In the less appearance-based sector, we have Sebastian’s half-sister, Maru, born from Robin’s second marriage. She wishes the two of them were close, but has a happy enough existence making cool gadgets and helping Harvey at the clinic. She’s bright, optimistic, smart and ambitious; maybe she’s a perfect match for a new farmer in town looking for a little love? It’s one of those “earn the attention of the smart-person” scenarios, which I have gone for before, so props there. Would have loved to see some resolution between her and Sebastian, but the end result is still nice.
Meet Cinderella, er, sorta. Penny lives in a tiny trailer with her mother, Pam. Pam is a drinker prone to being cantankerous due to the loss of her job as a bus driver, so she spends her days at the saloon while Penny stays home and does lots of chores. But she also takes time to educate Jas and Vincent, the local kiddies, and has dreams of starting her own big family. She’s our “dream of a housewife” candidate (which is a perfectly fine life-goal) and just as sweet as can be, so I encourage new players to give her a try.
But far from least is Leah, the artist who’s also living as a hermit in the middle of nature. She left the city to become an artist, a sculptor, and she needs someone to give her a little extra boost of confidence. It’s up to the player to encourage her to sell her art in one way or another and maybe win her heart in the process. And, if that isn’t romantic enough for you, you may very well have to deal with the dreaded ex-partner. Leah’s story feels more complete and quite sweet, compared to a few others.

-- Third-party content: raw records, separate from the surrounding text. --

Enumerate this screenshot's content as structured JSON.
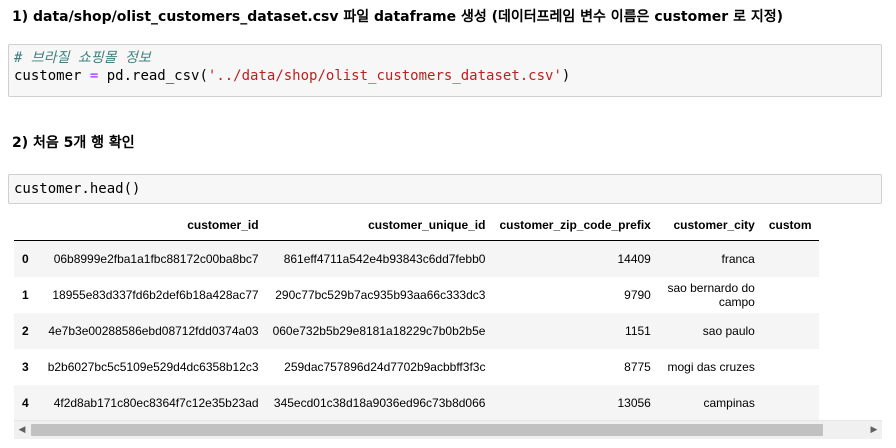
{
  "headings": {
    "h1": "1) data/shop/olist_customers_dataset.csv 파일 dataframe 생성 (데이터프레임 변수 이름은 customer 로 지정)",
    "h2": "2) 처음 5개 행 확인"
  },
  "cell1": {
    "comment": "# 브라질 쇼핑몰 정보",
    "var": "customer",
    "op": " = ",
    "call": "pd.read_csv(",
    "arg": "'../data/shop/olist_customers_dataset.csv'",
    "close": ")"
  },
  "cell2": {
    "code": "customer.head()"
  },
  "table": {
    "columns": [
      "customer_id",
      "customer_unique_id",
      "customer_zip_code_prefix",
      "customer_city",
      "custom"
    ],
    "rows": [
      {
        "index": "0",
        "customer_id": "06b8999e2fba1a1fbc88172c00ba8bc7",
        "customer_unique_id": "861eff4711a542e4b93843c6dd7febb0",
        "zip": "14409",
        "city": "franca"
      },
      {
        "index": "1",
        "customer_id": "18955e83d337fd6b2def6b18a428ac77",
        "customer_unique_id": "290c77bc529b7ac935b93aa66c333dc3",
        "zip": "9790",
        "city": "sao bernardo do campo"
      },
      {
        "index": "2",
        "customer_id": "4e7b3e00288586ebd08712fdd0374a03",
        "customer_unique_id": "060e732b5b29e8181a18229c7b0b2b5e",
        "zip": "1151",
        "city": "sao paulo"
      },
      {
        "index": "3",
        "customer_id": "b2b6027bc5c5109e529d4dc6358b12c3",
        "customer_unique_id": "259dac757896d24d7702b9acbbff3f3c",
        "zip": "8775",
        "city": "mogi das cruzes"
      },
      {
        "index": "4",
        "customer_id": "4f2d8ab171c80ec8364f7c12e35b23ad",
        "customer_unique_id": "345ecd01c38d18a9036ed96c73b8d066",
        "zip": "13056",
        "city": "campinas"
      }
    ]
  },
  "scrollbar": {
    "left_icon": "scroll-left-arrow-icon",
    "right_icon": "scroll-right-arrow-icon",
    "left_glyph": "◀",
    "right_glyph": "▶"
  }
}
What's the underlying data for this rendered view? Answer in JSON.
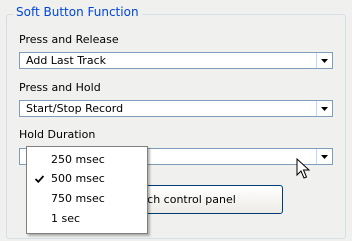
{
  "group": {
    "title": "Soft Button Function"
  },
  "press_release": {
    "label": "Press and Release",
    "value": "Add Last Track"
  },
  "press_hold": {
    "label": "Press and Hold",
    "value": "Start/Stop Record"
  },
  "hold_duration": {
    "label": "Hold Duration",
    "value": "",
    "options": [
      "250 msec",
      "500 msec",
      "750 msec",
      "1 sec"
    ],
    "selected": "500 msec"
  },
  "launch_button": {
    "label_visible": "ch control panel"
  },
  "icons": {
    "dropdown_arrow": "chevron-down-icon",
    "check": "check-icon",
    "cursor": "mouse-pointer-icon"
  },
  "colors": {
    "title": "#0046d5",
    "background": "#f0f0ee",
    "combo_border": "#7f9db9"
  }
}
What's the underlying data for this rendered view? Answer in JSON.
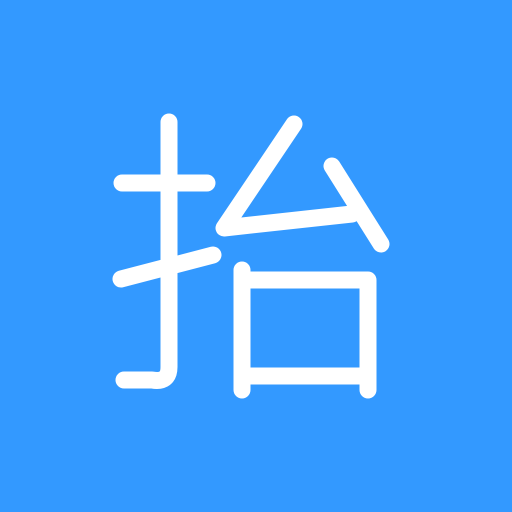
{
  "icon": {
    "background_color": "#3399FF",
    "glyph_color": "#FFFFFF",
    "glyph": "抬"
  }
}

If I have not made it clear how much I love this game, let me make it clear now: I have never played any game in my library as long as I have played Stardew Valley. This game is beautiful, engrossing, and just plain fun for someone like me, and I adore just about every inch of it. If you want an experience you can disappear in, building a farming enterprise from scratch while exploring a very complex group of people, then do yourself a favor and buy this game.